_WHAT THE TASK ASKS:_ Scan the records below. List lines holding "active".

_DATASET RECORDS:_
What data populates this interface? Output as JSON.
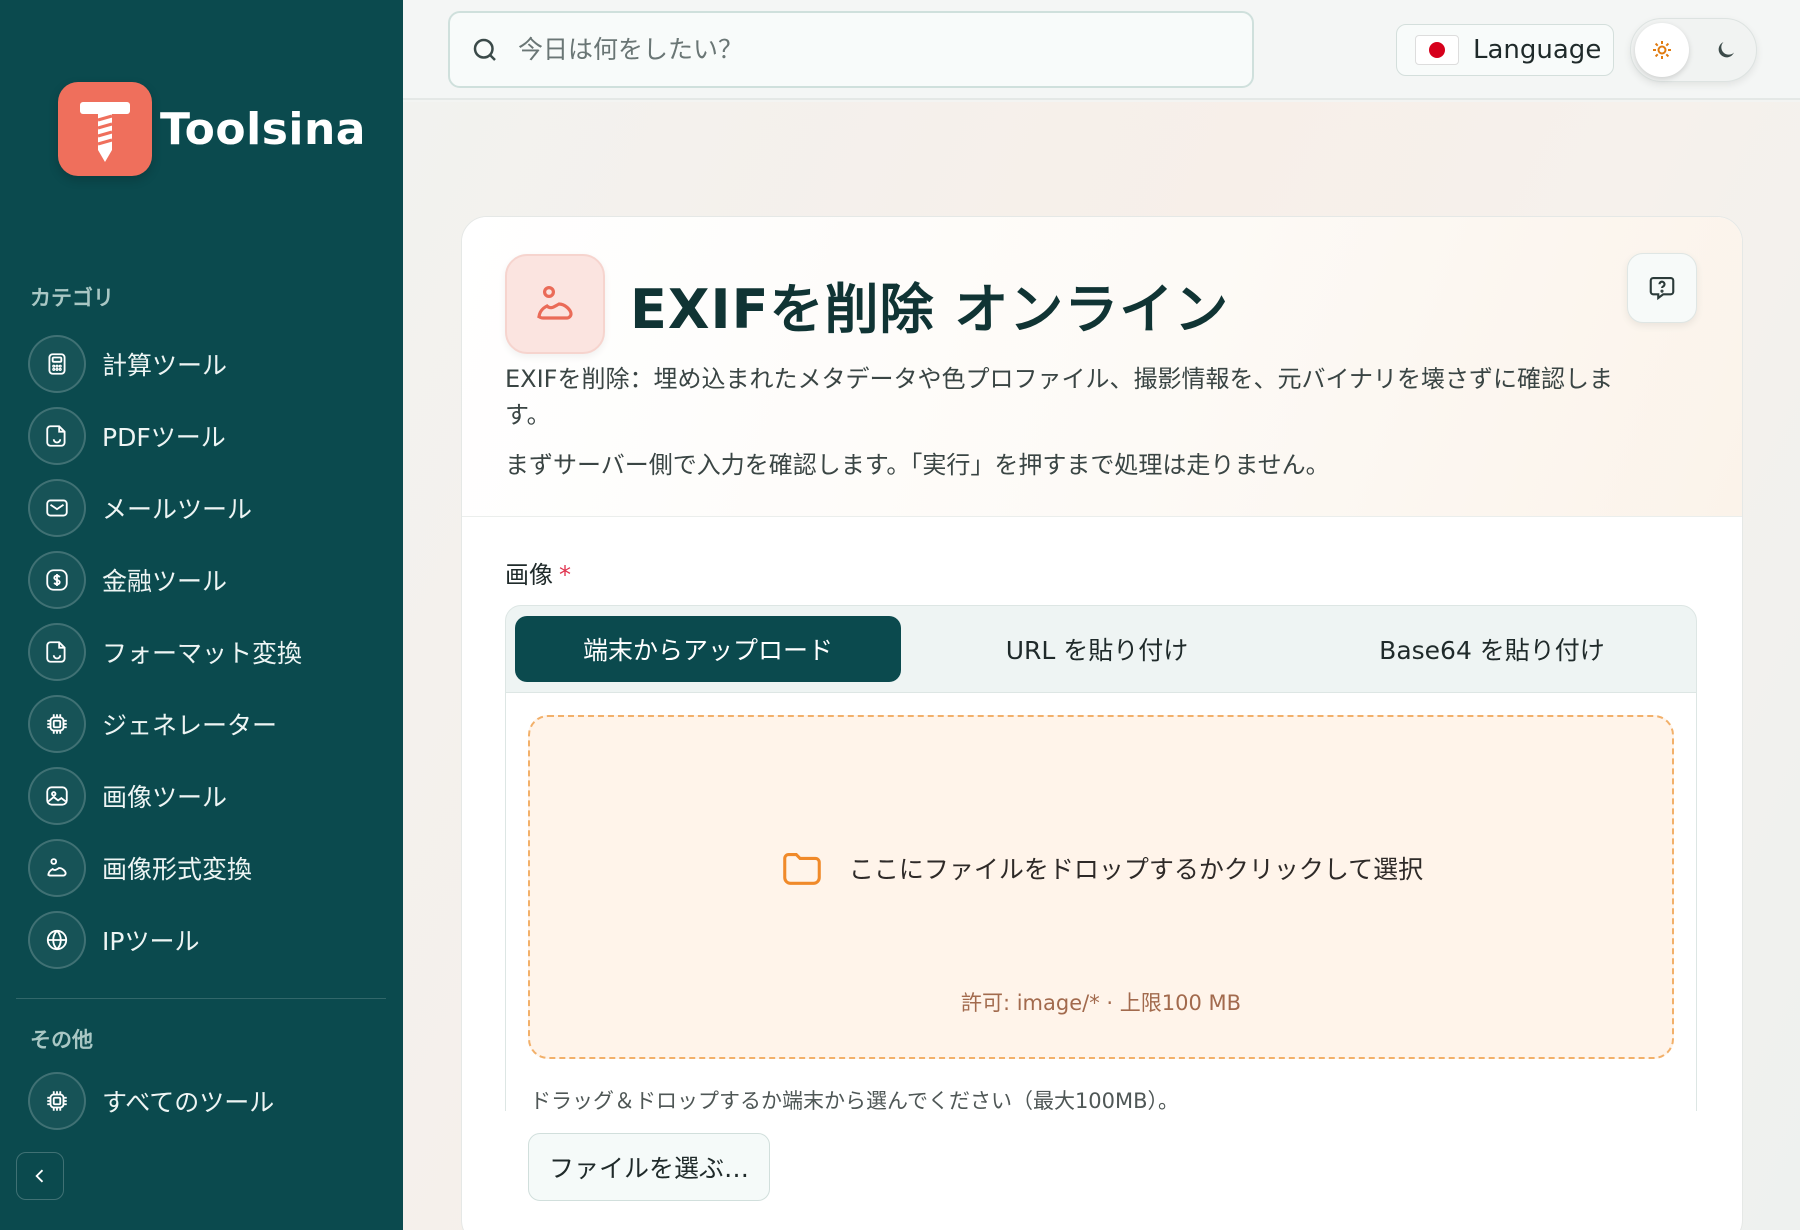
{
  "brand": {
    "name": "Toolsina",
    "accent": "#0b4a4e",
    "logo_color": "#ef6f5c"
  },
  "sidebar": {
    "categories_label": "カテゴリ",
    "items": [
      {
        "label": "計算ツール",
        "icon": "calculator-icon"
      },
      {
        "label": "PDFツール",
        "icon": "pdf-icon"
      },
      {
        "label": "メールツール",
        "icon": "mail-icon"
      },
      {
        "label": "金融ツール",
        "icon": "dollar-icon"
      },
      {
        "label": "フォーマット変換",
        "icon": "convert-icon"
      },
      {
        "label": "ジェネレーター",
        "icon": "chip-icon"
      },
      {
        "label": "画像ツール",
        "icon": "image-icon"
      },
      {
        "label": "画像形式変換",
        "icon": "image-convert-icon"
      },
      {
        "label": "IPツール",
        "icon": "globe-icon"
      }
    ],
    "other_label": "その他",
    "all_tools": {
      "label": "すべてのツール",
      "icon": "chip-icon"
    },
    "collapse_icon": "chevron-left-icon"
  },
  "topbar": {
    "search_placeholder": "今日は何をしたい？",
    "language_label": "Language",
    "theme": {
      "active": "light",
      "icons": [
        "sun-icon",
        "moon-icon"
      ]
    }
  },
  "tool": {
    "title": "EXIFを削除 オンライン",
    "description": "EXIFを削除：埋め込まれたメタデータや色プロファイル、撮影情報を、元バイナリを壊さずに確認します。",
    "note": "まずサーバー側で入力を確認します。「実行」を押すまで処理は走りません。",
    "field_label": "画像",
    "required_mark": "*",
    "tabs": [
      {
        "label": "端末からアップロード",
        "active": true
      },
      {
        "label": "URL を貼り付け",
        "active": false
      },
      {
        "label": "Base64 を貼り付け",
        "active": false
      }
    ],
    "dropzone_text": "ここにファイルをドロップするかクリックして選択",
    "dropzone_hint": "許可: image/* · 上限100 MB",
    "upload_note": "ドラッグ＆ドロップするか端末から選んでください（最大100MB）。",
    "file_button": "ファイルを選ぶ…"
  }
}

_ANSWER:_
      "active": "light",
        "active": true
        "active": false
        "active": false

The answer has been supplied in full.